■ Work order:
Note each line in the data holding the string "title" and report it.

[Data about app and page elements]

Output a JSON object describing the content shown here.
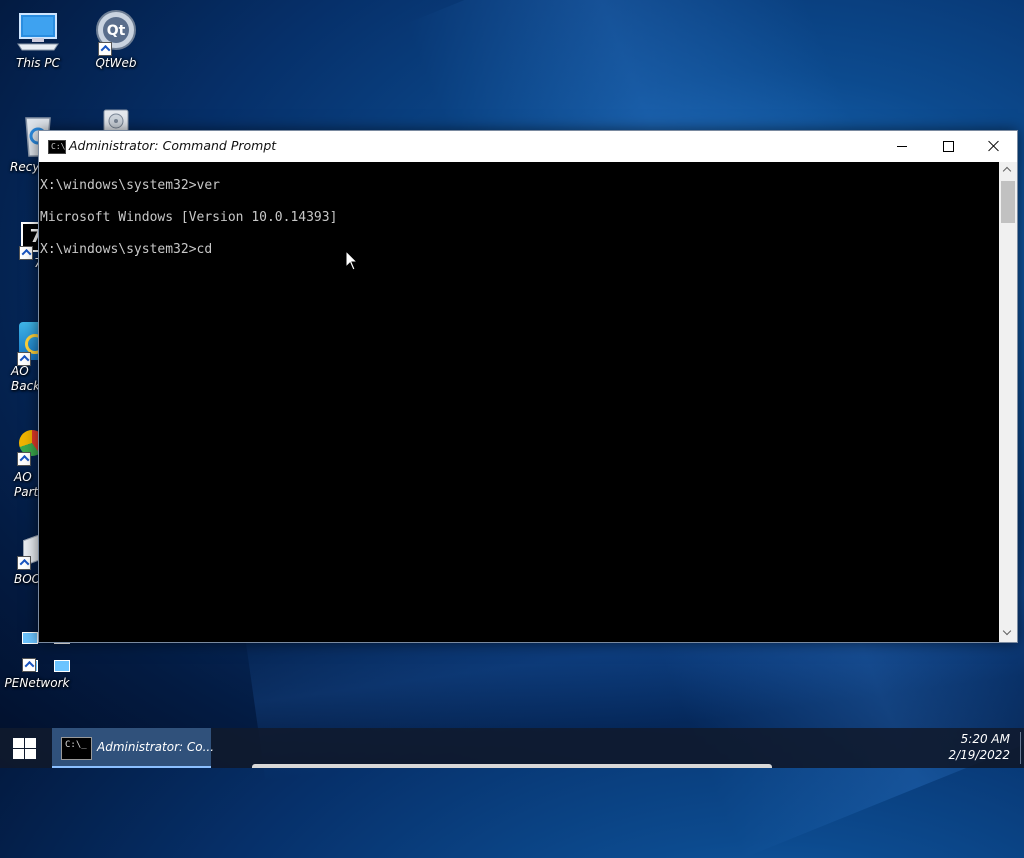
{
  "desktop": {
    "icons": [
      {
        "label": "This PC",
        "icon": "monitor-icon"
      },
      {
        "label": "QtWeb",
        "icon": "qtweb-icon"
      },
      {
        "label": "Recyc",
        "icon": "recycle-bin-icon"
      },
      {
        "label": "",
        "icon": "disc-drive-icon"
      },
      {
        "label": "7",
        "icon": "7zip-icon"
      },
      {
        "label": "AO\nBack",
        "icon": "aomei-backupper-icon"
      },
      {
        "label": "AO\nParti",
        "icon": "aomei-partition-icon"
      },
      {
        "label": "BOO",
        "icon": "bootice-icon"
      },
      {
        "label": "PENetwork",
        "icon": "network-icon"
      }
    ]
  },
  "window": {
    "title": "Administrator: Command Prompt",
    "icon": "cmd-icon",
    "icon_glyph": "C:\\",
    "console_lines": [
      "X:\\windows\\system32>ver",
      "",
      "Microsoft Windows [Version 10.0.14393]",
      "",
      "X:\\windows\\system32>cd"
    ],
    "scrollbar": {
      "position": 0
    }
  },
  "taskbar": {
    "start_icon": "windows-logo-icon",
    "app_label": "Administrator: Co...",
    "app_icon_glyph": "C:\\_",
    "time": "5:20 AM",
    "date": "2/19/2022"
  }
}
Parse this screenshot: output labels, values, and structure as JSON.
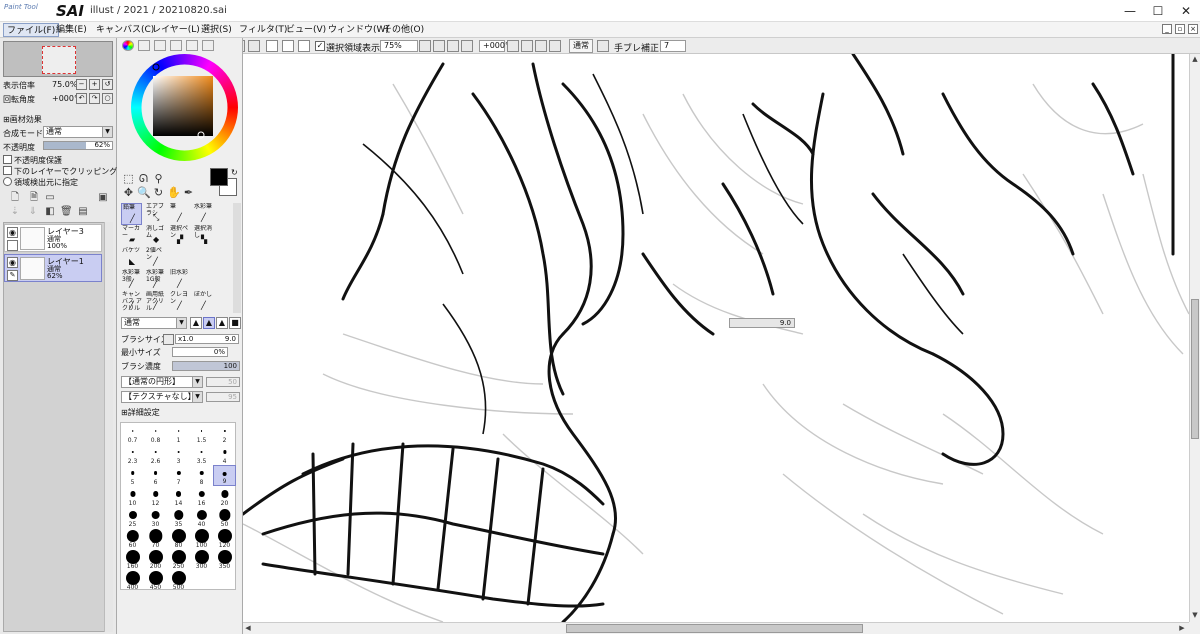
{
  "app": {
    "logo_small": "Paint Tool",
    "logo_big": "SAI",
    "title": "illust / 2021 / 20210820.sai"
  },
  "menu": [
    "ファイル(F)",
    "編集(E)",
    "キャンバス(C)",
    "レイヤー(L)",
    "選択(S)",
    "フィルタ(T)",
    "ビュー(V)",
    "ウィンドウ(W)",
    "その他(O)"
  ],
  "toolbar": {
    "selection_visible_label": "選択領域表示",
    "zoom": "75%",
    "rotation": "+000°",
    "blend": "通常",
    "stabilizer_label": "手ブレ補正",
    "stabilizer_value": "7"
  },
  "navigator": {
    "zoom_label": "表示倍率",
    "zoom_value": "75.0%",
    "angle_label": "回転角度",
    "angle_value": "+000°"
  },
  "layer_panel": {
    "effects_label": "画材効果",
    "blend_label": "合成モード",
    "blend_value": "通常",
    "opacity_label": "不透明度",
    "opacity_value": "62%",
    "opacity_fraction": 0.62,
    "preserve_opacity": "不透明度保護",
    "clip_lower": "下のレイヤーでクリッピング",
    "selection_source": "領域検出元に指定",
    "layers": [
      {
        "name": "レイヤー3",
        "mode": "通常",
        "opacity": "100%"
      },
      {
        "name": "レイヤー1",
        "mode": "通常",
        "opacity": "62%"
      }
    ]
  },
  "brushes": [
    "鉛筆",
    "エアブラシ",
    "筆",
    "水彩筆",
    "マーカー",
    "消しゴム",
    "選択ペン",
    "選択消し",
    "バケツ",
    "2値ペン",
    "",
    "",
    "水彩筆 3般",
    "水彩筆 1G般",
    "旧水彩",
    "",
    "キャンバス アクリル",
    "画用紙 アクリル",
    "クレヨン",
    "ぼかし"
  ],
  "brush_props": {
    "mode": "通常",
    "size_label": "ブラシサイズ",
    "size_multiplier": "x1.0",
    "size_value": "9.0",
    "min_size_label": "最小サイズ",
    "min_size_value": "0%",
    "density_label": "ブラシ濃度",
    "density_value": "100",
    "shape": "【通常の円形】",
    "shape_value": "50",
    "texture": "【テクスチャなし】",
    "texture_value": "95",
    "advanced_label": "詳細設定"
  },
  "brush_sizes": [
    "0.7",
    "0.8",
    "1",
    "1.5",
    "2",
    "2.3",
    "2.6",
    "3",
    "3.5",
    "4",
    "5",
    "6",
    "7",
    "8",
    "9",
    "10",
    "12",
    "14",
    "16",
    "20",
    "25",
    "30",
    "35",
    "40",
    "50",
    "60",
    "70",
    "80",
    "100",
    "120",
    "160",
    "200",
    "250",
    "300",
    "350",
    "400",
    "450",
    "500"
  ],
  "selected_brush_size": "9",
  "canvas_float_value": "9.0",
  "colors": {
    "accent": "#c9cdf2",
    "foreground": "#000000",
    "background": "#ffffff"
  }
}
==
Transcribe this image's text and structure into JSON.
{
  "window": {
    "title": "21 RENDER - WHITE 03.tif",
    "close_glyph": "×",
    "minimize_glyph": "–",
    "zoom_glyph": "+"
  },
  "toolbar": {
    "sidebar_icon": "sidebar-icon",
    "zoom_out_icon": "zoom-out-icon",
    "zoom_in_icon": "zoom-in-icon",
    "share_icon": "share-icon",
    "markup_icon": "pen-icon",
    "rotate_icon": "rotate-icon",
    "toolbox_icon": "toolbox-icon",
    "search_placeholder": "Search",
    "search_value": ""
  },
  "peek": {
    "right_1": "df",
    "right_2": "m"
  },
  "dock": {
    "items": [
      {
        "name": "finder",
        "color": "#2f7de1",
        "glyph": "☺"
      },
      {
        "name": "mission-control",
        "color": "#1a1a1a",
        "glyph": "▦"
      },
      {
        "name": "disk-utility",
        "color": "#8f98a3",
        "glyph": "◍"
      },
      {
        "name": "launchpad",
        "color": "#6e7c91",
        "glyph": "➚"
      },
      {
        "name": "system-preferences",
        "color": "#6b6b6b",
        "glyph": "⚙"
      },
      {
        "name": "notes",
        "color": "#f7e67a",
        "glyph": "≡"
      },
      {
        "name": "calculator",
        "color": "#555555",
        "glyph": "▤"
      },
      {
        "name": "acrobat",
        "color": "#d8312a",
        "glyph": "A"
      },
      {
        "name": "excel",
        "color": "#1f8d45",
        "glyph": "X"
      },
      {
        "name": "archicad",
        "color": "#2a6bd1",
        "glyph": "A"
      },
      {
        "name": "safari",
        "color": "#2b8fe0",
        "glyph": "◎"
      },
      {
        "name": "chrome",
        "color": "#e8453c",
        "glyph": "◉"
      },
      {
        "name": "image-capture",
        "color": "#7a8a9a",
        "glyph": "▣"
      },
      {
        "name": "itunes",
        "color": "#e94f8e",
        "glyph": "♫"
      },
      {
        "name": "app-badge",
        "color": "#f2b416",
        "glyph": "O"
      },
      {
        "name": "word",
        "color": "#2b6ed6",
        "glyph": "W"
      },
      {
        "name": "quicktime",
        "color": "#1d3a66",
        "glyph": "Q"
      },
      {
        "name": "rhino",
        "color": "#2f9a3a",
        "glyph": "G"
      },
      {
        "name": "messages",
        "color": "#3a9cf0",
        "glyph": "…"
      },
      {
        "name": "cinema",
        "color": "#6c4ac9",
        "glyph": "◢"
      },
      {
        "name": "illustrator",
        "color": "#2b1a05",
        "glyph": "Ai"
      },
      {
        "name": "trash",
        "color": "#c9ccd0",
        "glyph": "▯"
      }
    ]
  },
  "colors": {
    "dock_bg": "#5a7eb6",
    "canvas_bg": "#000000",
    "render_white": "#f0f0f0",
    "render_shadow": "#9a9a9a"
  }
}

■ Response to the exercise:
    "title": "Administrator: Command Prompt",
    "title": "illust / 2021 / 20210820.sai"
    "title": "21 RENDER - WHITE 03.tif",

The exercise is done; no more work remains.